Modern English is increasingly gender-neutral. Efforts to render forms of address such as “mw. mr.” too literally come out as confusing or plain laughable. Professions and roles in which the person’s gender is irrelevant don’t need to be gendered.
When giving her name and being asked “Is that Miss or Mrs?”, one friend of mine used to take great delight in replying, “Doctor, actually.”
- If you just address someone as “Prof.” or “Dr”, you can’t tell their gender. True. So what?
- ln job titles and functions, if the woman is doing the same job, it gets the same name: manageress, directrice and similar should be consigned to the dustbin; actor rather than actress is becoming widespread.
- Even when it’s a man, you can use chair rather than chairman for a voorzitter and spokesperson for a persvoorlichter or woordvoerder.
- Unless there’s a good reason, deliberately inserting the gender, e.g. female singer or woman artist as the translation of “zangeres” or “kunstenares” is even less helpful.
- I’ve seen a feminine forms get botched on occasion too. A governess is a private tutor, not a female governor; a directrix is a mathematical function, not a female director.
It’s a recurring issue in which literal translations and guesswork can mangle the meanings, or may even be deemed offensive by those who’ve had to fight for equality.
Prevalence: medium. It’s quite a persistent issue because the Dutch authors are understandably trying to be correct and polite, as they see it.
Frequency: medium. In something like a collaborative paper, it can be an issue for each and every author. Otherwise it’s just something to keep an eye on when addressing a letter or signing off.

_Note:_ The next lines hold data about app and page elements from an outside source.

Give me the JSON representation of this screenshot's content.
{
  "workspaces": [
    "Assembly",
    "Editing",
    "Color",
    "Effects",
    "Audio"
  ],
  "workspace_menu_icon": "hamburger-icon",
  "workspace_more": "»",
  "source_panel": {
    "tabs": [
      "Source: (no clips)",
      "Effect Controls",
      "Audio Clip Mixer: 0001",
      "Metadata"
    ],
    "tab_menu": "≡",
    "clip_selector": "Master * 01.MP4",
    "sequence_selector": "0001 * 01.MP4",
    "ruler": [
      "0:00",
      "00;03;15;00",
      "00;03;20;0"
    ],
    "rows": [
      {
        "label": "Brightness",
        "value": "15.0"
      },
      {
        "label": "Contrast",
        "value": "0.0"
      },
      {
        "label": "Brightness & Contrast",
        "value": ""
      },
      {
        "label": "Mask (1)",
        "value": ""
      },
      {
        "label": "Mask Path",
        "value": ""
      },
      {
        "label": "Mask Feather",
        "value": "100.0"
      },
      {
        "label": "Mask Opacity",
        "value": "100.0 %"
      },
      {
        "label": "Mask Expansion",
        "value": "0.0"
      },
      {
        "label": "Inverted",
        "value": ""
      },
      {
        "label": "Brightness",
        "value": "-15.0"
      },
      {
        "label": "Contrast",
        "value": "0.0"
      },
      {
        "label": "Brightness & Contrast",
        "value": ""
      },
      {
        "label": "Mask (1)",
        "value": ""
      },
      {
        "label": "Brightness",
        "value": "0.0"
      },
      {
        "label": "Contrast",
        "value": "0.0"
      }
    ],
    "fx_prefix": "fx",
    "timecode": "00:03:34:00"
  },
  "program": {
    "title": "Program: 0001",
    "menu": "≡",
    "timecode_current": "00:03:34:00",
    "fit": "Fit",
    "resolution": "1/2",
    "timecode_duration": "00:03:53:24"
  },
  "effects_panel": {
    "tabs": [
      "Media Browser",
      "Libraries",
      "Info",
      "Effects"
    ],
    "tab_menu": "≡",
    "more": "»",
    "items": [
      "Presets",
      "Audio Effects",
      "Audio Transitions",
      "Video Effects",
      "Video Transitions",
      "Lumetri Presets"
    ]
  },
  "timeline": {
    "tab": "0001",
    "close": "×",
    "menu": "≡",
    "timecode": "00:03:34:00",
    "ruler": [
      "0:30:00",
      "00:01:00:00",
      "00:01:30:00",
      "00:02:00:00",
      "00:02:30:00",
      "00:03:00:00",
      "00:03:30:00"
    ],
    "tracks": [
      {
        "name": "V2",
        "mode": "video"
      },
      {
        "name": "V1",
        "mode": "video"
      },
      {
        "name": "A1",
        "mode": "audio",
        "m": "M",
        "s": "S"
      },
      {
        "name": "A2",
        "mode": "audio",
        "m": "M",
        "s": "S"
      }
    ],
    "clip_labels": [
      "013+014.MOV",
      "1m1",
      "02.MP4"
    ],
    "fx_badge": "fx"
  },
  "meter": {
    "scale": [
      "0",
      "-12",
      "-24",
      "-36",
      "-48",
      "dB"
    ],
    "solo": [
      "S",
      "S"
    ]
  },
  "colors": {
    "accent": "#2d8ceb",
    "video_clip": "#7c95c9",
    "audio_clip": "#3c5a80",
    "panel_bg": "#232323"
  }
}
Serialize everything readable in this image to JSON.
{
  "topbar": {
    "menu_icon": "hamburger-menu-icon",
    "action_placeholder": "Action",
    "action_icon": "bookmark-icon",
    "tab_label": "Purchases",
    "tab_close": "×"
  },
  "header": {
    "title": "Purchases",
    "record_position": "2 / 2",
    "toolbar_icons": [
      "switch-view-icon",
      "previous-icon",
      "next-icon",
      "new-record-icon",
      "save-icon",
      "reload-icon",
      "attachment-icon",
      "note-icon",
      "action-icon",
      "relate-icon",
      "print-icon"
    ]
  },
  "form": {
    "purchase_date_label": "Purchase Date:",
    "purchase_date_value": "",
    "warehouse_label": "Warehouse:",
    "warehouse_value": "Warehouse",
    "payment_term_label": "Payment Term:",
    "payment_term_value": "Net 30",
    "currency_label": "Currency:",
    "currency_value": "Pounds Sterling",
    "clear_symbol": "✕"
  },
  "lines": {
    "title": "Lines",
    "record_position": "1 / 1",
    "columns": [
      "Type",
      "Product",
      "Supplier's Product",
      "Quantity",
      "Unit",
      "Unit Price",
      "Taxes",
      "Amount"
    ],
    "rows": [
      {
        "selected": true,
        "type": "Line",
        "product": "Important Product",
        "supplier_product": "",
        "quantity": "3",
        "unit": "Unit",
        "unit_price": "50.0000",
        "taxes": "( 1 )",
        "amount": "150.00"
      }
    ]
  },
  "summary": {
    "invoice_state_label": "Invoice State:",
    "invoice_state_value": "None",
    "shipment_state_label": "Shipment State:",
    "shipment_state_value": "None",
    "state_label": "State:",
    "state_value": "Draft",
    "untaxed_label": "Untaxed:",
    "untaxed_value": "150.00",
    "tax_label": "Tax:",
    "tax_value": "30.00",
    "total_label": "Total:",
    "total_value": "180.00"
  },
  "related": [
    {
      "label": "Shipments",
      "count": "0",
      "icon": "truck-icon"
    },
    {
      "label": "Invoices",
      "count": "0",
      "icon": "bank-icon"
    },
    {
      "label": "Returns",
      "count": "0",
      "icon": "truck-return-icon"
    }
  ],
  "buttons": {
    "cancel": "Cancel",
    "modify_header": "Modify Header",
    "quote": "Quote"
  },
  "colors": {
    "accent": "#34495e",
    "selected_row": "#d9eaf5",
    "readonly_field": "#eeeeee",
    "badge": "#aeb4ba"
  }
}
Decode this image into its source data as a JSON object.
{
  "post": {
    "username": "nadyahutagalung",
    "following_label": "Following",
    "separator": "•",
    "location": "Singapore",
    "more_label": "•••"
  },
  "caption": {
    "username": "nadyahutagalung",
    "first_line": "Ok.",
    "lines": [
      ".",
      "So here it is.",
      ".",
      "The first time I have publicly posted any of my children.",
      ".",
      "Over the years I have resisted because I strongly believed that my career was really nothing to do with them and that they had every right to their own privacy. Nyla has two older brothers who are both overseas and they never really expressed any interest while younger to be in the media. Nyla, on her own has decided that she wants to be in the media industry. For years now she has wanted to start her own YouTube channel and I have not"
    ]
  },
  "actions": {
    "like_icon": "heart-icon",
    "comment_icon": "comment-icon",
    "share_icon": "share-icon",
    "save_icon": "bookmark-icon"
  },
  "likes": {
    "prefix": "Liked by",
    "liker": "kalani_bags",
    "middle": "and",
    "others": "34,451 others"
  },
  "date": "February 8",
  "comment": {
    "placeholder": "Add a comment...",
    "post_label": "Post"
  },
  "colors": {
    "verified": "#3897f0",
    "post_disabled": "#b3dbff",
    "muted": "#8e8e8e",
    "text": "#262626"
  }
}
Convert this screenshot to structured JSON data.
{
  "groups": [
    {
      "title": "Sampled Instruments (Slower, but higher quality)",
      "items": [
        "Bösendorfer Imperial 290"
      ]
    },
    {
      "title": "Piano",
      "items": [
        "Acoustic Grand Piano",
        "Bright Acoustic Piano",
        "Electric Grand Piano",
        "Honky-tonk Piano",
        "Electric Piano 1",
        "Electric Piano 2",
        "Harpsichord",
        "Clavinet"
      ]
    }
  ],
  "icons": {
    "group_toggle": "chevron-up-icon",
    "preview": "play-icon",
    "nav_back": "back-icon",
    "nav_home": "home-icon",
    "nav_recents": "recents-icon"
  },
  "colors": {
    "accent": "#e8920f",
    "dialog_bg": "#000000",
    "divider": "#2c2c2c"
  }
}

Native: no. The scope for confusion and annoyance proves it.